- **Your assignment**:
Emit only the lines from the line containing "Parse this screenshot: output" through the last line of the entries, unchanged.

- **Data shown**:

◆ ◆ ◆ ◆ ◆

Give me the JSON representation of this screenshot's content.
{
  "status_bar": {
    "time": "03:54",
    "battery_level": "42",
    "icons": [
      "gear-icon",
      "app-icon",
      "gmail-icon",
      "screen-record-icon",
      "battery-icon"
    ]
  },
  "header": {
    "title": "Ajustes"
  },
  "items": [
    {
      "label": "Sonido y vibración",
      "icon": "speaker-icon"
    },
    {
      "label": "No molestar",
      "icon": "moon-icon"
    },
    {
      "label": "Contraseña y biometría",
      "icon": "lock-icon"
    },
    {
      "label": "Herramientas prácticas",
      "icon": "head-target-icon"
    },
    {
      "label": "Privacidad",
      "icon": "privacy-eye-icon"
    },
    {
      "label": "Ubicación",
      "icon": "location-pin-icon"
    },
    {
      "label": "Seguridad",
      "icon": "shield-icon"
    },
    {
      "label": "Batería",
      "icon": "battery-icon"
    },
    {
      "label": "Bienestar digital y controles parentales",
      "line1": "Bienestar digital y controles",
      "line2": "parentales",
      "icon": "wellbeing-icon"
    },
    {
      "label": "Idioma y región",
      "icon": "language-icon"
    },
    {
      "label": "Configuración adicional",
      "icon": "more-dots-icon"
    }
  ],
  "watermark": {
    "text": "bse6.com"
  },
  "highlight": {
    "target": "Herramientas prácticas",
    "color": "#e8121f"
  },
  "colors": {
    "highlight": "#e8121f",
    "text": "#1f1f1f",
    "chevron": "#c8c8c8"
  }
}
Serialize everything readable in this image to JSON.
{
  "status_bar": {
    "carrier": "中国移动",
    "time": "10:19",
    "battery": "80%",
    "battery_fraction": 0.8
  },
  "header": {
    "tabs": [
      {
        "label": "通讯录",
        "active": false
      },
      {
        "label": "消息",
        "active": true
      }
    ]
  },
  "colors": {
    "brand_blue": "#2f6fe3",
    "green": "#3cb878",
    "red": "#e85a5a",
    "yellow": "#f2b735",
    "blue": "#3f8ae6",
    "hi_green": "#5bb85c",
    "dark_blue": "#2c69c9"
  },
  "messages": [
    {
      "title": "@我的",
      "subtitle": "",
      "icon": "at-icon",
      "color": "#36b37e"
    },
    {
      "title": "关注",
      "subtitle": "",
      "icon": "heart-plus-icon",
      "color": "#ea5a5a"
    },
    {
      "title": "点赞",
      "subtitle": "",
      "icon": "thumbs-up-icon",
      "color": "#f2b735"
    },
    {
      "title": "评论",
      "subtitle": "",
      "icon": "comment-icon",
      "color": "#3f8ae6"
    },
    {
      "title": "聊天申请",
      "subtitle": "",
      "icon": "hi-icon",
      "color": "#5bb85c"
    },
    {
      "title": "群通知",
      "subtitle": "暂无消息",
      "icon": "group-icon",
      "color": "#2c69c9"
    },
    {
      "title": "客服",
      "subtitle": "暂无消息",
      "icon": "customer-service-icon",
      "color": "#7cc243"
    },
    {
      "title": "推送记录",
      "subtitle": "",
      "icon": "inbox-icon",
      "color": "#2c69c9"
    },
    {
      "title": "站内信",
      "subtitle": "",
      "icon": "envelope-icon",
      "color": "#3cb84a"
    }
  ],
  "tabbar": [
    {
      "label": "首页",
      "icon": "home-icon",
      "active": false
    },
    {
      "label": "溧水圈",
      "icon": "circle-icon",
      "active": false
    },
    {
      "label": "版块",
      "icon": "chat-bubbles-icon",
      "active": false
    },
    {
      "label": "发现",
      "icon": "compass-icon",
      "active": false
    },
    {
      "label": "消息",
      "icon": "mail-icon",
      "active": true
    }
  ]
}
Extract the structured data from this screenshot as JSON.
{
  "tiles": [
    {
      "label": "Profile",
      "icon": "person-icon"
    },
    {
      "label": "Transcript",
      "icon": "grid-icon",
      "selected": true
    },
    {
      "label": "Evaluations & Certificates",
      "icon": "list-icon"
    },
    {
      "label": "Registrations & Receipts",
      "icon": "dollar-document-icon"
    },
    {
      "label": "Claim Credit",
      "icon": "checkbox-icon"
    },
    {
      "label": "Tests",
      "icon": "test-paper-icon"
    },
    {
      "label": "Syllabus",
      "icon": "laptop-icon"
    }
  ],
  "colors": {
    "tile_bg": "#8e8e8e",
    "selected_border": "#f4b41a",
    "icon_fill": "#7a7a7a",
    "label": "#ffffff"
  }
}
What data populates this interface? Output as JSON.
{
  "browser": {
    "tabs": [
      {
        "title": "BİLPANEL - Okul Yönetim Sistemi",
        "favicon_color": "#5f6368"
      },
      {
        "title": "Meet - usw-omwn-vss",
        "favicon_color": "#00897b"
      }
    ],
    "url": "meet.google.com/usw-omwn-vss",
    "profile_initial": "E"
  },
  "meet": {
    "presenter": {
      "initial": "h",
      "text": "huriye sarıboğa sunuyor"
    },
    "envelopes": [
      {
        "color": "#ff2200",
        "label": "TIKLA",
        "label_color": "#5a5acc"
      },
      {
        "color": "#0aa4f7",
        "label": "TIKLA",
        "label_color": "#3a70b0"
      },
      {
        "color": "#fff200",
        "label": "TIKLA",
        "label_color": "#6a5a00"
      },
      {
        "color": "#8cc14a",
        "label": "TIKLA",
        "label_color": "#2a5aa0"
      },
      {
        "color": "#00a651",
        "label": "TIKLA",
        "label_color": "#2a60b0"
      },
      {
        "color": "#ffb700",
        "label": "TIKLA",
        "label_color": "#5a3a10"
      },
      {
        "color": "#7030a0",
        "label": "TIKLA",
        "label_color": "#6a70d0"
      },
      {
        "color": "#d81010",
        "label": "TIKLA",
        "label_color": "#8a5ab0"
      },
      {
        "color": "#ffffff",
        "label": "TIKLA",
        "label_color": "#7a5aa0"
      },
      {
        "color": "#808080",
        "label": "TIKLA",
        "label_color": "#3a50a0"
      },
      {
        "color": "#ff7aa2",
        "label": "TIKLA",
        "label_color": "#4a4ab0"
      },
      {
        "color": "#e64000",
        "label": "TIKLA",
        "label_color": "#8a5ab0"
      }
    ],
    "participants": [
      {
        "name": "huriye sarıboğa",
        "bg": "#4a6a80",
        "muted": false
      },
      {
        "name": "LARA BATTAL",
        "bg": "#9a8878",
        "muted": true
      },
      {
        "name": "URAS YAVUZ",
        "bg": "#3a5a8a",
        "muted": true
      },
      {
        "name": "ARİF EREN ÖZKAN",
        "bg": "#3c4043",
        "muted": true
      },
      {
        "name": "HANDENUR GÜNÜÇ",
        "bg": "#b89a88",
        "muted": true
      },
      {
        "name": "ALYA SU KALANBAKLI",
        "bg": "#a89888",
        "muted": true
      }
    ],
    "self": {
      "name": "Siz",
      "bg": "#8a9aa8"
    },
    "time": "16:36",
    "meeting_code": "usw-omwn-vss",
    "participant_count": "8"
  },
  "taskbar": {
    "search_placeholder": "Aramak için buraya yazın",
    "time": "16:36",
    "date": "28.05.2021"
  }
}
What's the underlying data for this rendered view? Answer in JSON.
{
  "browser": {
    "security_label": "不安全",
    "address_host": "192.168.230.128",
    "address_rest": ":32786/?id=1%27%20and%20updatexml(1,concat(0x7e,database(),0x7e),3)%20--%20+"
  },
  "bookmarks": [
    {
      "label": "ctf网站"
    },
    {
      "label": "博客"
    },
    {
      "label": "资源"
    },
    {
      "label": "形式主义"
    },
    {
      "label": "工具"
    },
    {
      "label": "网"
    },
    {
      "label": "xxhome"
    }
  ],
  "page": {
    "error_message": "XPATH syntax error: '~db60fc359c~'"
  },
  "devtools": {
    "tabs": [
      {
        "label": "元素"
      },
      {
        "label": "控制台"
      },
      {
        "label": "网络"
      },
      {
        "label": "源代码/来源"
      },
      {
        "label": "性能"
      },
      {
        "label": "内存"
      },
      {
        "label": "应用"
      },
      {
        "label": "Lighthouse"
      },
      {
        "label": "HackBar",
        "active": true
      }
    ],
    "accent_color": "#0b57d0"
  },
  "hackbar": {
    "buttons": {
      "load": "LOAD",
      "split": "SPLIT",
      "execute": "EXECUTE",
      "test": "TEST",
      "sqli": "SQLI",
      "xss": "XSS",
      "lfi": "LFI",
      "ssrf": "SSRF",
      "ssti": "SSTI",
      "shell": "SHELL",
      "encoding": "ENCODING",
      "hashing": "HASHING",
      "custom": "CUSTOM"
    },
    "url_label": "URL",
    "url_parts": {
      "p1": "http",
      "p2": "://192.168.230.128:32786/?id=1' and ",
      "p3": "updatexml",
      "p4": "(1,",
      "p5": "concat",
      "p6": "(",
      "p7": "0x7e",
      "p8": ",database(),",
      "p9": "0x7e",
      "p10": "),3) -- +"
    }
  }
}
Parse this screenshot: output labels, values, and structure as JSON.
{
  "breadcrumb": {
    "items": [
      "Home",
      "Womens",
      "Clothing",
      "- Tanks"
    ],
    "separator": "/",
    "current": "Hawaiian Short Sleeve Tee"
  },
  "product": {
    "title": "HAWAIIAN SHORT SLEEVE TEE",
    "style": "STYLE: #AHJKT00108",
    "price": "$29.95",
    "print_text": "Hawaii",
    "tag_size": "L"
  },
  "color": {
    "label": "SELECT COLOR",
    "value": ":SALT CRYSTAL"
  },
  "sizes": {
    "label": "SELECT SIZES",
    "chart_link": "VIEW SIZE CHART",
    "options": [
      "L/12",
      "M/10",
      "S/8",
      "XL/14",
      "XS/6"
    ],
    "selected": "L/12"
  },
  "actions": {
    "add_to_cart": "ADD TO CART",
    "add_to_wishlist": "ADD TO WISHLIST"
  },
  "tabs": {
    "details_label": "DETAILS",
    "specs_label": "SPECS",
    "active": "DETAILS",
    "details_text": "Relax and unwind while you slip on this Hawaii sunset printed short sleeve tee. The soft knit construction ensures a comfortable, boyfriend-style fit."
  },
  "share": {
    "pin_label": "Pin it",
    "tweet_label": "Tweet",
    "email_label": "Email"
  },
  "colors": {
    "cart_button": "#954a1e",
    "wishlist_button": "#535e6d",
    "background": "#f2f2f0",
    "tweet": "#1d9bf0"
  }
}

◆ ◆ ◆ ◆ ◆

- **Output of the exercise**:
Parse this screenshot: output labels, values, and structure as JSON.
{
  "breadcrumb": {
    "items": [
      "Home",
      "Womens",
      "Clothing",
      "- Tanks"
    ],
    "separator": "/",
    "current": "Hawaiian Short Sleeve Tee"
  },
  "product": {
    "title": "HAWAIIAN SHORT SLEEVE TEE",
    "style": "STYLE: #AHJKT00108",
    "price": "$29.95",
    "print_text": "Hawaii",
    "tag_size": "L"
  },
  "color": {
    "label": "SELECT COLOR",
    "value": ":SALT CRYSTAL"
  },
  "sizes": {
    "label": "SELECT SIZES",
    "chart_link": "VIEW SIZE CHART",
    "options": [
      "L/12",
      "M/10",
      "S/8",
      "XL/14",
      "XS/6"
    ],
    "selected": "L/12"
  },
  "actions": {
    "add_to_cart": "ADD TO CART",
    "add_to_wishlist": "ADD TO WISHLIST"
  },
  "tabs": {
    "details_label": "DETAILS",
    "specs_label": "SPECS",
    "active": "DETAILS",
    "details_text": "Relax and unwind while you slip on this Hawaii sunset printed short sleeve tee. The soft knit construction ensures a comfortable, boyfriend-style fit."
  },
  "share": {
    "pin_label": "Pin it",
    "tweet_label": "Tweet",
    "email_label": "Email"
  },
  "colors": {
    "cart_button": "#954a1e",
    "wishlist_button": "#535e6d",
    "background": "#f2f2f0",
    "tweet": "#1d9bf0"
  }
}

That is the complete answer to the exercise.